RECORDS SUPPLIED:
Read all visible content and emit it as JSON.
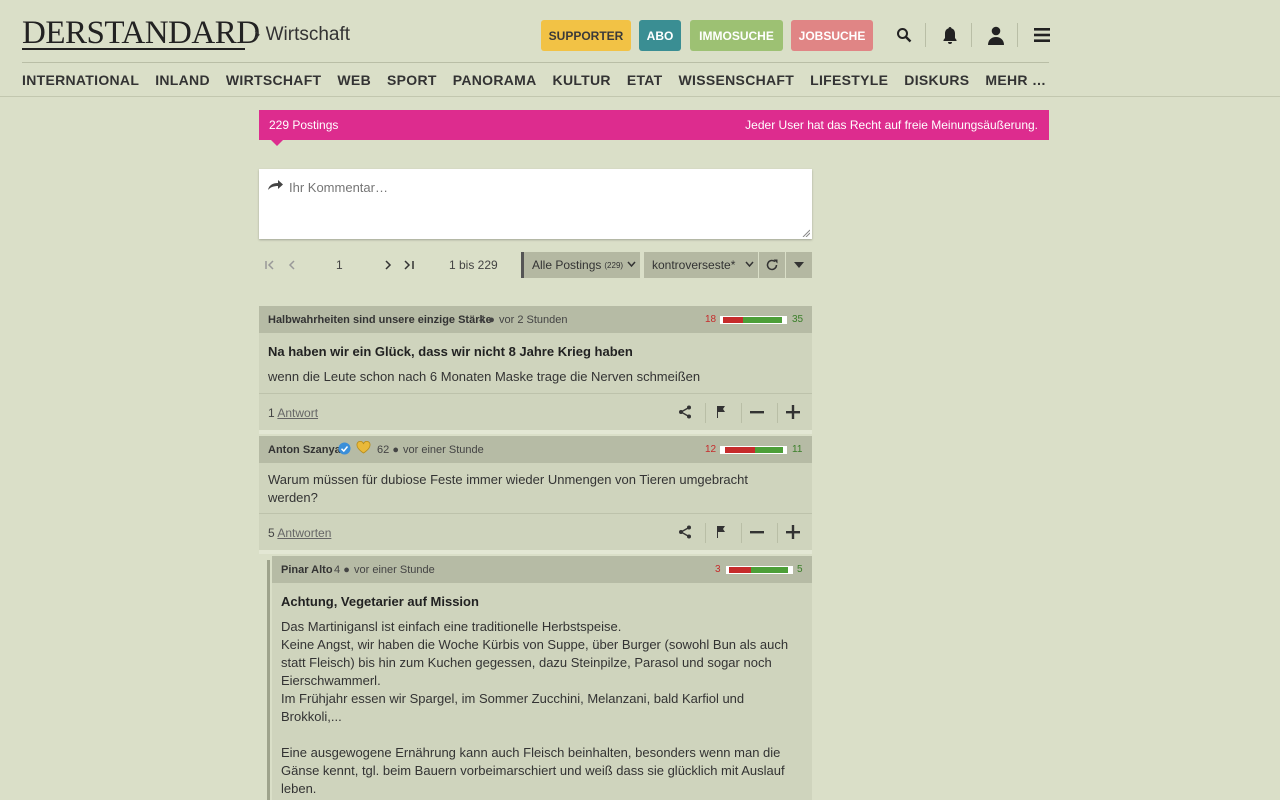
{
  "header": {
    "logo": "DERSTANDARD",
    "section": "› Wirtschaft",
    "buttons": [
      {
        "label": "SUPPORTER",
        "color": "#f2c245"
      },
      {
        "label": "ABO",
        "color": "#3a8e93"
      },
      {
        "label": "IMMOSUCHE",
        "color": "#9dc173"
      },
      {
        "label": "JOBSUCHE",
        "color": "#e08585"
      }
    ],
    "icons": [
      "search-icon",
      "bell-icon",
      "user-icon",
      "menu-icon"
    ]
  },
  "nav": [
    "INTERNATIONAL",
    "INLAND",
    "WIRTSCHAFT",
    "WEB",
    "SPORT",
    "PANORAMA",
    "KULTUR",
    "ETAT",
    "WISSENSCHAFT",
    "LIFESTYLE",
    "DISKURS",
    "MEHR …"
  ],
  "forum": {
    "count": "229 Postings",
    "rule": "Jeder User hat das Recht auf freie Meinungsäußerung.",
    "compose_placeholder": "Ihr Kommentar…",
    "pager": {
      "page": "1",
      "range": "1 bis 229"
    },
    "filter": {
      "label": "Alle Postings",
      "count": "(229)"
    },
    "sort": "kontroverseste*"
  },
  "posts": [
    {
      "author": "Halbwahrheiten sind unsere einzige Stärke",
      "followers": "4",
      "time": "vor 2 Stunden",
      "neg": "18",
      "pos": "35",
      "neg_share": 0.34,
      "title": "Na haben wir ein Glück, dass wir nicht 8 Jahre Krieg haben",
      "body": "wenn die Leute schon nach 6 Monaten Maske trage die Nerven schmeißen",
      "replies_count": "1",
      "replies_label": "Antwort"
    },
    {
      "author": "Anton Szanya",
      "followers": "62",
      "time": "vor einer Stunde",
      "neg": "12",
      "pos": "11",
      "neg_share": 0.52,
      "title": "",
      "body": "Warum müssen für dubiose Feste immer wieder Unmengen von Tieren umgebracht werden?",
      "replies_count": "5",
      "replies_label": "Antworten"
    },
    {
      "author": "Pinar Alto",
      "followers": "4",
      "time": "vor einer Stunde",
      "neg": "3",
      "pos": "5",
      "neg_share": 0.375,
      "title": "Achtung, Vegetarier auf Mission",
      "body": "Das Martinigansl ist einfach eine traditionelle Herbstspeise.\nKeine Angst, wir haben die Woche Kürbis von Suppe, über Burger (sowohl Bun als auch statt Fleisch) bis hin zum Kuchen gegessen, dazu Steinpilze, Parasol und sogar noch Eierschwammerl.\nIm Frühjahr essen wir Spargel, im Sommer Zucchini, Melanzani, bald Karfiol und Brokkoli,...\n\nEine ausgewogene Ernährung kann auch Fleisch beinhalten, besonders wenn man die Gänse kennt, tgl. beim Bauern vorbeimarschiert und weiß dass sie glücklich mit Auslauf leben."
    }
  ]
}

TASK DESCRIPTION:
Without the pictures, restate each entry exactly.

RESULT OF THIS TASK:
Read all visible content and emit it as JSON.
{
  "header": {
    "logo": "DERSTANDARD",
    "section": "› Wirtschaft",
    "buttons": [
      {
        "label": "SUPPORTER",
        "color": "#f2c245"
      },
      {
        "label": "ABO",
        "color": "#3a8e93"
      },
      {
        "label": "IMMOSUCHE",
        "color": "#9dc173"
      },
      {
        "label": "JOBSUCHE",
        "color": "#e08585"
      }
    ],
    "icons": [
      "search-icon",
      "bell-icon",
      "user-icon",
      "menu-icon"
    ]
  },
  "nav": [
    "INTERNATIONAL",
    "INLAND",
    "WIRTSCHAFT",
    "WEB",
    "SPORT",
    "PANORAMA",
    "KULTUR",
    "ETAT",
    "WISSENSCHAFT",
    "LIFESTYLE",
    "DISKURS",
    "MEHR …"
  ],
  "forum": {
    "count": "229 Postings",
    "rule": "Jeder User hat das Recht auf freie Meinungsäußerung.",
    "compose_placeholder": "Ihr Kommentar…",
    "pager": {
      "page": "1",
      "range": "1 bis 229"
    },
    "filter": {
      "label": "Alle Postings",
      "count": "(229)"
    },
    "sort": "kontroverseste*"
  },
  "posts": [
    {
      "author": "Halbwahrheiten sind unsere einzige Stärke",
      "followers": "4",
      "time": "vor 2 Stunden",
      "neg": "18",
      "pos": "35",
      "neg_share": 0.34,
      "title": "Na haben wir ein Glück, dass wir nicht 8 Jahre Krieg haben",
      "body": "wenn die Leute schon nach 6 Monaten Maske trage die Nerven schmeißen",
      "replies_count": "1",
      "replies_label": "Antwort"
    },
    {
      "author": "Anton Szanya",
      "followers": "62",
      "time": "vor einer Stunde",
      "neg": "12",
      "pos": "11",
      "neg_share": 0.52,
      "title": "",
      "body": "Warum müssen für dubiose Feste immer wieder Unmengen von Tieren umgebracht werden?",
      "replies_count": "5",
      "replies_label": "Antworten"
    },
    {
      "author": "Pinar Alto",
      "followers": "4",
      "time": "vor einer Stunde",
      "neg": "3",
      "pos": "5",
      "neg_share": 0.375,
      "title": "Achtung, Vegetarier auf Mission",
      "body": "Das Martinigansl ist einfach eine traditionelle Herbstspeise.\nKeine Angst, wir haben die Woche Kürbis von Suppe, über Burger (sowohl Bun als auch statt Fleisch) bis hin zum Kuchen gegessen, dazu Steinpilze, Parasol und sogar noch Eierschwammerl.\nIm Frühjahr essen wir Spargel, im Sommer Zucchini, Melanzani, bald Karfiol und Brokkoli,...\n\nEine ausgewogene Ernährung kann auch Fleisch beinhalten, besonders wenn man die Gänse kennt, tgl. beim Bauern vorbeimarschiert und weiß dass sie glücklich mit Auslauf leben."
    }
  ]
}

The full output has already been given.